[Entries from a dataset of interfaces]
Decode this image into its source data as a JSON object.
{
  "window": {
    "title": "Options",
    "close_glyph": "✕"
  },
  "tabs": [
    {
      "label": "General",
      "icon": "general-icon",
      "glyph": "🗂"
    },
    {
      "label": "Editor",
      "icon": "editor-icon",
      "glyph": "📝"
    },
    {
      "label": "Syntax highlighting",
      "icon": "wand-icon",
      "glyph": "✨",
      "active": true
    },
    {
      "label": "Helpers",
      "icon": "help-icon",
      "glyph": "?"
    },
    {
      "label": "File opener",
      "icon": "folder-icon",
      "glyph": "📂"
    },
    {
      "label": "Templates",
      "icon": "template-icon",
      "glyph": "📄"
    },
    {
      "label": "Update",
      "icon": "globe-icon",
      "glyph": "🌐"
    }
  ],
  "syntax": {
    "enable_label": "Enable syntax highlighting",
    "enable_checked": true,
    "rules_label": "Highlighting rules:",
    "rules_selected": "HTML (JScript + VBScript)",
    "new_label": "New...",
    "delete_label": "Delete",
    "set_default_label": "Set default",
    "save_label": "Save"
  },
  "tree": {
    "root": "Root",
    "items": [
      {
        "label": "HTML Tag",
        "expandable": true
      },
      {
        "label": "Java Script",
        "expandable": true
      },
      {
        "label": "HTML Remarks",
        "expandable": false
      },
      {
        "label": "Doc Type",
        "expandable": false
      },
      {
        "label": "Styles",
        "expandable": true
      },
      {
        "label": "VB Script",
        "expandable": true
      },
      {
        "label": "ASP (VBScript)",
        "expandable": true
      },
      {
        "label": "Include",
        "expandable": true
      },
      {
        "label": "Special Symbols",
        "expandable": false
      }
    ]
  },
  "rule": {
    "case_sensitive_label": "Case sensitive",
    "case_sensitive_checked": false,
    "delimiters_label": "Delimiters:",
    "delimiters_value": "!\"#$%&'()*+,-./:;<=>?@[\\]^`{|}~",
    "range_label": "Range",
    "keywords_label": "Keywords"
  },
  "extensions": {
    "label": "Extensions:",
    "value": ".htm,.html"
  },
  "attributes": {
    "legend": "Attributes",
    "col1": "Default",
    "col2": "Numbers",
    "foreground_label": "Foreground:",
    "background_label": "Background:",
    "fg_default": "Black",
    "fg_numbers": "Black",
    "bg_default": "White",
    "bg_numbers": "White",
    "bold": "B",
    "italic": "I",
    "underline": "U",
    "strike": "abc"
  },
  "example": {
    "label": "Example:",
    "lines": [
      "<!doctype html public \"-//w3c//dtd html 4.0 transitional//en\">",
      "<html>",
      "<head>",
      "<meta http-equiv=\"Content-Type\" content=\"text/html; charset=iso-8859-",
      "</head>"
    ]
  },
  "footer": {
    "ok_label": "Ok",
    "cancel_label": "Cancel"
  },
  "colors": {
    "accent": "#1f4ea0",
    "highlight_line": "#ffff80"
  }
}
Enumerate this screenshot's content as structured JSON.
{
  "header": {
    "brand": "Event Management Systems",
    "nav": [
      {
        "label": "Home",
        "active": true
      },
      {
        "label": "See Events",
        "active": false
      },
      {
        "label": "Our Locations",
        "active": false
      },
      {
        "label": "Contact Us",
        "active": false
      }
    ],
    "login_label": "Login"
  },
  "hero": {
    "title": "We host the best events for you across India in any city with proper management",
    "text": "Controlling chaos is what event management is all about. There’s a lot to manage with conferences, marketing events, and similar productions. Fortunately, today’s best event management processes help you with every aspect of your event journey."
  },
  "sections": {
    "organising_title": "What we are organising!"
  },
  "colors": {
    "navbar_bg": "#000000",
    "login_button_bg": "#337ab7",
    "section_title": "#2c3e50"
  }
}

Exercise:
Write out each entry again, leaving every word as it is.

Response:
Decode this image into its source data as a JSON object.
{
  "window": {
    "title": "Options",
    "close_glyph": "✕"
  },
  "tabs": [
    {
      "label": "General",
      "icon": "general-icon",
      "glyph": "🗂"
    },
    {
      "label": "Editor",
      "icon": "editor-icon",
      "glyph": "📝"
    },
    {
      "label": "Syntax highlighting",
      "icon": "wand-icon",
      "glyph": "✨",
      "active": true
    },
    {
      "label": "Helpers",
      "icon": "help-icon",
      "glyph": "?"
    },
    {
      "label": "File opener",
      "icon": "folder-icon",
      "glyph": "📂"
    },
    {
      "label": "Templates",
      "icon": "template-icon",
      "glyph": "📄"
    },
    {
      "label": "Update",
      "icon": "globe-icon",
      "glyph": "🌐"
    }
  ],
  "syntax": {
    "enable_label": "Enable syntax highlighting",
    "enable_checked": true,
    "rules_label": "Highlighting rules:",
    "rules_selected": "HTML (JScript + VBScript)",
    "new_label": "New...",
    "delete_label": "Delete",
    "set_default_label": "Set default",
    "save_label": "Save"
  },
  "tree": {
    "root": "Root",
    "items": [
      {
        "label": "HTML Tag",
        "expandable": true
      },
      {
        "label": "Java Script",
        "expandable": true
      },
      {
        "label": "HTML Remarks",
        "expandable": false
      },
      {
        "label": "Doc Type",
        "expandable": false
      },
      {
        "label": "Styles",
        "expandable": true
      },
      {
        "label": "VB Script",
        "expandable": true
      },
      {
        "label": "ASP (VBScript)",
        "expandable": true
      },
      {
        "label": "Include",
        "expandable": true
      },
      {
        "label": "Special Symbols",
        "expandable": false
      }
    ]
  },
  "rule": {
    "case_sensitive_label": "Case sensitive",
    "case_sensitive_checked": false,
    "delimiters_label": "Delimiters:",
    "delimiters_value": "!\"#$%&'()*+,-./:;<=>?@[\\]^`{|}~",
    "range_label": "Range",
    "keywords_label": "Keywords"
  },
  "extensions": {
    "label": "Extensions:",
    "value": ".htm,.html"
  },
  "attributes": {
    "legend": "Attributes",
    "col1": "Default",
    "col2": "Numbers",
    "foreground_label": "Foreground:",
    "background_label": "Background:",
    "fg_default": "Black",
    "fg_numbers": "Black",
    "bg_default": "White",
    "bg_numbers": "White",
    "bold": "B",
    "italic": "I",
    "underline": "U",
    "strike": "abc"
  },
  "example": {
    "label": "Example:",
    "lines": [
      "<!doctype html public \"-//w3c//dtd html 4.0 transitional//en\">",
      "<html>",
      "<head>",
      "<meta http-equiv=\"Content-Type\" content=\"text/html; charset=iso-8859-",
      "</head>"
    ]
  },
  "footer": {
    "ok_label": "Ok",
    "cancel_label": "Cancel"
  },
  "colors": {
    "accent": "#1f4ea0",
    "highlight_line": "#ffff80"
  }
}
Enumerate this screenshot's content as structured JSON.
{
  "header": {
    "brand": "Event Management Systems",
    "nav": [
      {
        "label": "Home",
        "active": true
      },
      {
        "label": "See Events",
        "active": false
      },
      {
        "label": "Our Locations",
        "active": false
      },
      {
        "label": "Contact Us",
        "active": false
      }
    ],
    "login_label": "Login"
  },
  "hero": {
    "title": "We host the best events for you across India in any city with proper management",
    "text": "Controlling chaos is what event management is all about. There’s a lot to manage with conferences, marketing events, and similar productions. Fortunately, today’s best event management processes help you with every aspect of your event journey."
  },
  "sections": {
    "organising_title": "What we are organising!"
  },
  "colors": {
    "navbar_bg": "#000000",
    "login_button_bg": "#337ab7",
    "section_title": "#2c3e50"
  }
}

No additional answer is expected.